I’ve been representing clients in California’s cannabis industry since 2018. Our firm has been representing businesses in the space for many years before that, in states with more mature licensing programs. One of the most common mistakes we see in new cannabis markets is businesses that rely too much on federal legalization happening.
For example, lots of businesses back in 2018 in California took the view that they could expand at all costs and grab market share, because federal legalization (and investor capital) was inevitable. Federal legalization still hasn’t happened, and investor capital dried up in most cases a few years ago (more on that below). Indeed, just like when these states started licensing, cannabis is still on Schedule I of the Controlled Substances Act (CSA), 280E is still a nuisance, big banks still won’t bank cannabis money, and so on.
As I’m sure all of our readers are aware, the Department of Health and Human Services (HHS) apparently made a recommendation to DEA to move cannabis to Schedule III of the CSA recently. I say “apparently” because HHS’s letter to DEA is redacted to the point of uselessness. But in any case, a change within the federal government appears to be on the horizon.
Based on the announcement of the potential rescheduling alone, we’ve already seen an uptick in investments. In general, the industry seems to be doing better than it was, say, a year ago. Here’s just one example of California cultivators selling out of harvested inventory.
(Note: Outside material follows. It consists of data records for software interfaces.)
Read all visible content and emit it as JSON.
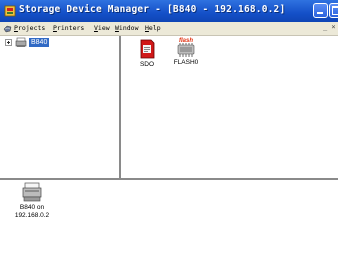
{
  "window": {
    "title": "Storage Device Manager - [B840 - 192.168.0.2]",
    "accent": "#1450c8"
  },
  "menu": {
    "items": [
      "Projects",
      "Printers",
      "View",
      "Window",
      "Help"
    ],
    "mdi_controls": "_ ×"
  },
  "tree": {
    "root_label": "B840",
    "root_icon": "printer-icon"
  },
  "devices": [
    {
      "label": "SDO",
      "icon": "sd-card-icon",
      "color": "#d01818"
    },
    {
      "label": "FLASH0",
      "icon": "flash-chip-icon",
      "badge": "flash",
      "badge_color": "#e03010"
    }
  ],
  "servers": [
    {
      "label": "B840 on 192.168.0.2",
      "icon": "printer-icon"
    }
  ]
}
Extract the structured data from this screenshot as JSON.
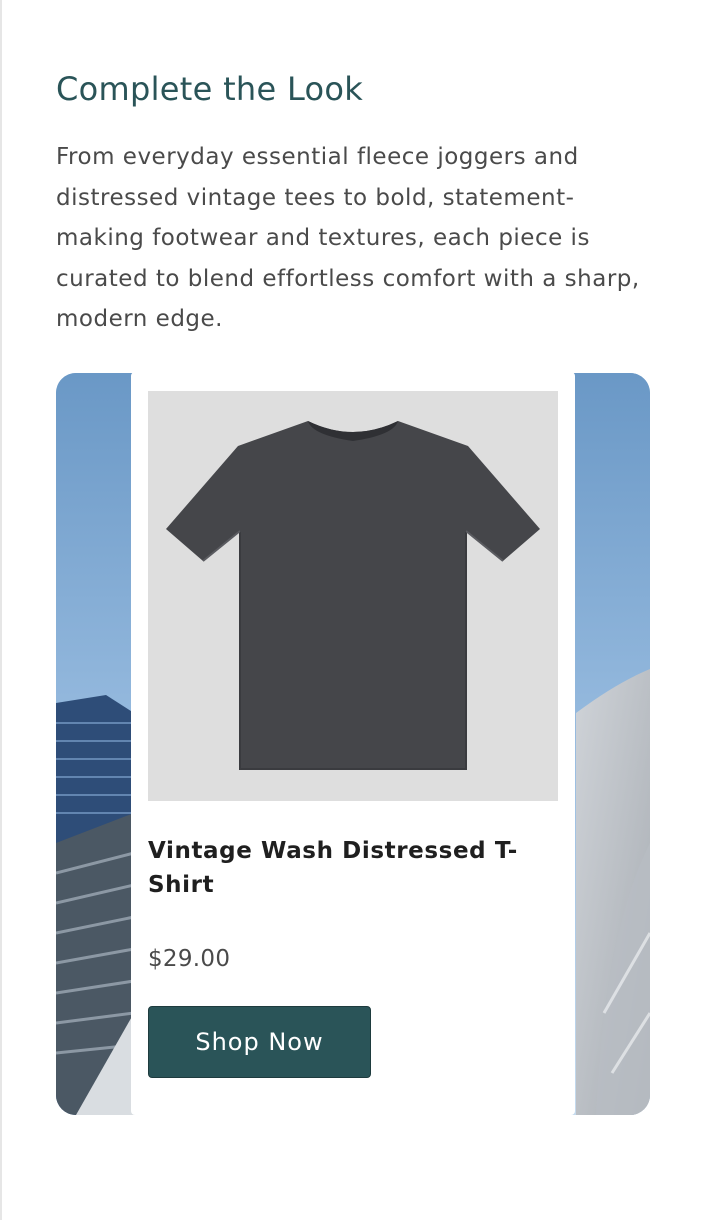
{
  "section": {
    "heading": "Complete the Look",
    "description": "From everyday essential fleece joggers and distressed vintage tees to bold, statement-making footwear and textures, each piece is curated to blend effortless comfort with a sharp, modern edge."
  },
  "product": {
    "title": "Vintage Wash Distressed T-Shirt",
    "price": "$29.00",
    "cta_label": "Shop Now"
  },
  "colors": {
    "heading": "#2a5458",
    "button_bg": "#2a5458",
    "body_text": "#4a4a4a",
    "shirt": "#45464a"
  }
}
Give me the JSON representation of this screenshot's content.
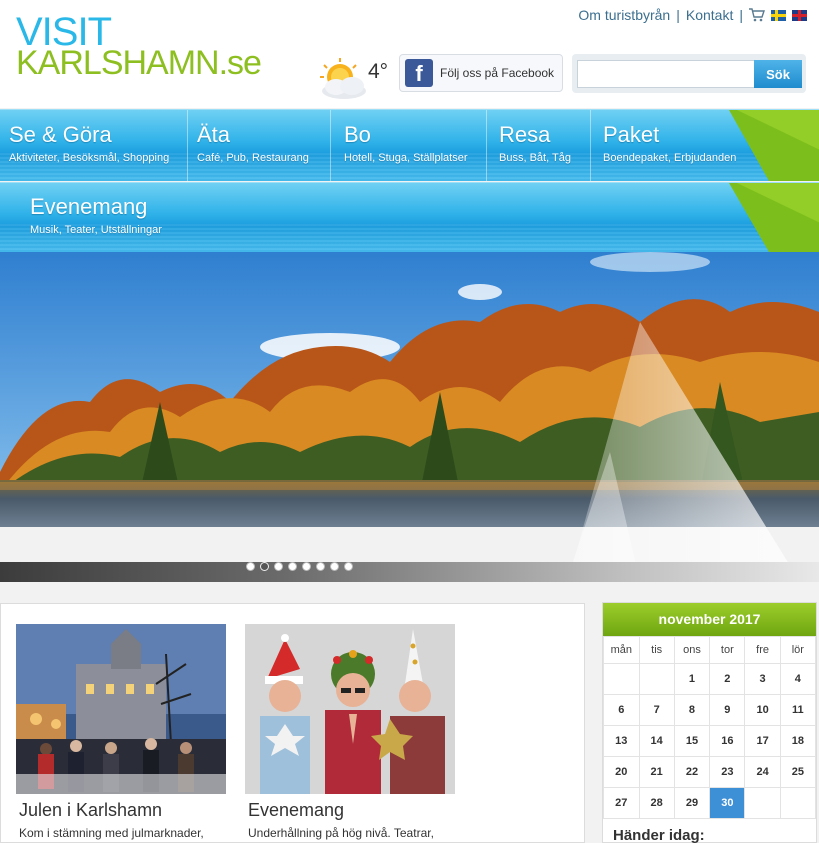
{
  "header": {
    "logo_line1": "VISIT",
    "logo_line2": "KARLSHAMN",
    "logo_tld": ".se",
    "links": [
      "Om turistbyrån",
      "Kontakt"
    ],
    "separator": "|",
    "temperature": "4°",
    "facebook_label": "Följ oss på Facebook",
    "facebook_letter": "f",
    "search_placeholder": "",
    "search_button": "Sök"
  },
  "nav": {
    "row1": [
      {
        "title": "Se & Göra",
        "sub": "Aktiviteter, Besöksmål, Shopping"
      },
      {
        "title": "Äta",
        "sub": "Café, Pub, Restaurang"
      },
      {
        "title": "Bo",
        "sub": "Hotell, Stuga, Ställplatser"
      },
      {
        "title": "Resa",
        "sub": "Buss, Båt, Tåg"
      },
      {
        "title": "Paket",
        "sub": "Boendepaket, Erbjudanden"
      }
    ],
    "row2": [
      {
        "title": "Evenemang",
        "sub": "Musik, Teater, Utställningar"
      }
    ]
  },
  "slider": {
    "dot_count": 8,
    "active_dot": 2
  },
  "cards": [
    {
      "title": "Julen i Karlshamn",
      "text": "Kom i stämning med julmarknader,"
    },
    {
      "title": "Evenemang",
      "text": "Underhållning på hög nivå. Teatrar,"
    }
  ],
  "calendar": {
    "month": "november 2017",
    "weekdays": [
      "mån",
      "tis",
      "ons",
      "tor",
      "fre",
      "lör"
    ],
    "weeks": [
      [
        "",
        "",
        "1",
        "2",
        "3",
        "4"
      ],
      [
        "6",
        "7",
        "8",
        "9",
        "10",
        "11"
      ],
      [
        "13",
        "14",
        "15",
        "16",
        "17",
        "18"
      ],
      [
        "20",
        "21",
        "22",
        "23",
        "24",
        "25"
      ],
      [
        "27",
        "28",
        "29",
        "30",
        "",
        ""
      ]
    ],
    "today": "30",
    "happening_label": "Händer idag:"
  },
  "colors": {
    "brand_blue": "#29b8e8",
    "brand_green": "#8dbf21",
    "nav_blue": "#2fb2e9",
    "calendar_green": "#7fb51a",
    "today_blue": "#3d8fd6"
  }
}
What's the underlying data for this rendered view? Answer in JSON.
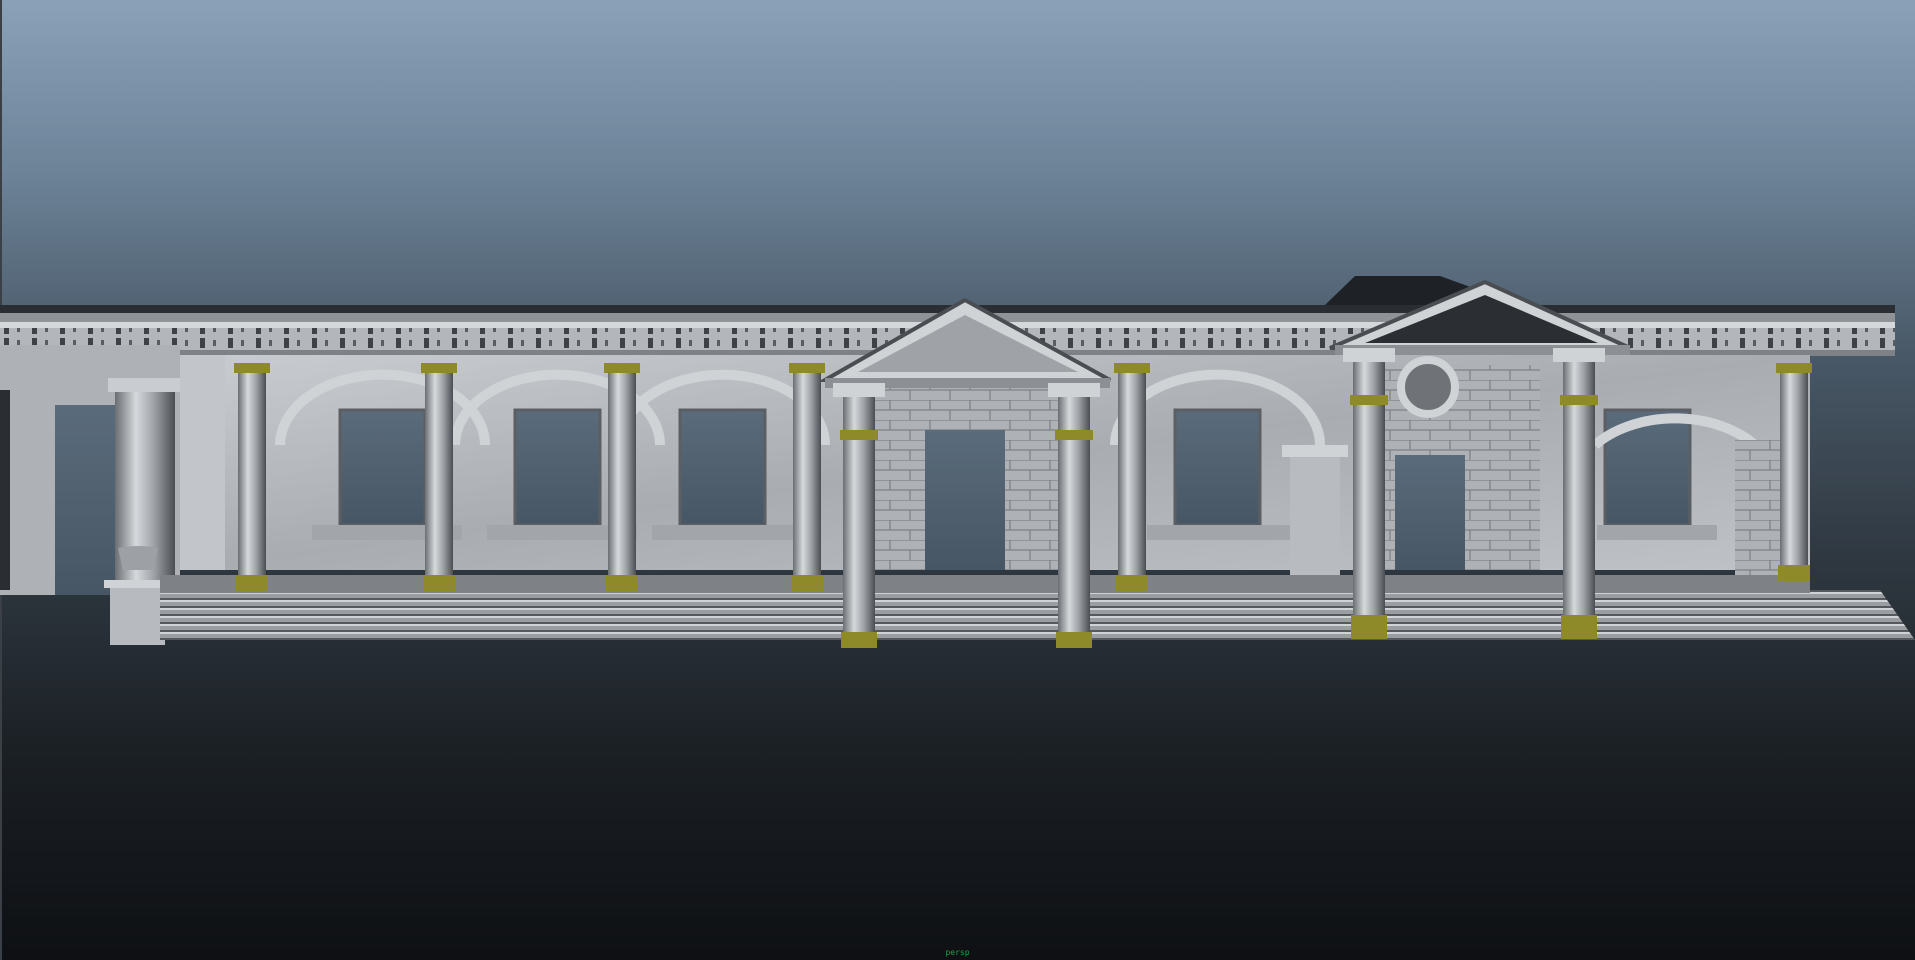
{
  "viewport": {
    "camera_label": "persp"
  },
  "colors": {
    "background_top": "#8aa1b8",
    "background_bottom": "#0e1013",
    "marble": "#b8bcc1",
    "marble_dark": "#6f7378",
    "opening": "#4f5e6b",
    "column_base": "#8e8a2a",
    "camera_label": "#1fa346"
  }
}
It is hard to say whether that’s a result of the rescheduling potential, or something else. I tend to think it’s something else, but who knows.
Either way, it’s worth pointing out that federal legalization is not here yet, and that a rescheduling to Schedule III of the CSA would not be federal legalization. As to the first point, all that has happened (at least all that has been made public) is the apparent rescheduling recommendation. DEA has not formally acted on the recommendation, and cannabis remains on Schedule I for now. That means it is as federally illegal now as it was in 1972, 1998, or 2017, even if the federal government looks the other way.
It’s also worth pointing out that this is all administrative. There are a few different ways that the federal government can deal with federal legalization, and Congress has shown itself completely incapable of doing anything. Don’t expect federal regulators like DEA to entertain anything like complete legality. Even if HHS makes a recommendation, DEA is not required to listen.
Let’s assume that that cannabis is rescheduled. Would that mean that federal legalization has happened? No. No state-level cannabis licensee is compliant with CSA. I highly doubt you’ll see any state-level pushes to try to rewrite rules to comply with the CSA, which wouldn’t even be possible for recreational markets. [As an aside, I also don’t really foresee the federal government relaxing cannabis’s scheduling and then suddenly enforcing Schedule III requirements, when it hasn’t enforced Schedule I requirements on state-compliant cannabis businesses in a decade.]
If cannabis is moved to Schedule III, the big benefit is that 280E will go away. Otherwise, not a lot will change. The industry won’t be legal overnight. Banks won’t be forced to work with cannabis companies. Things will likely be relatively similar. It could go slightly better if the courts step in and shield intrastate cannabis traffickers, but the CSA would still remain in place.
All of this is to say that federal cannabis legalization has not happened, and won’t happen any time soon. As we have seen historically, businesses that banked on this happening often got way over their skis and ended up in bad places. Businesses that want to survive the coming few years would be best served by operating under the assumption that nothing will change – until something does.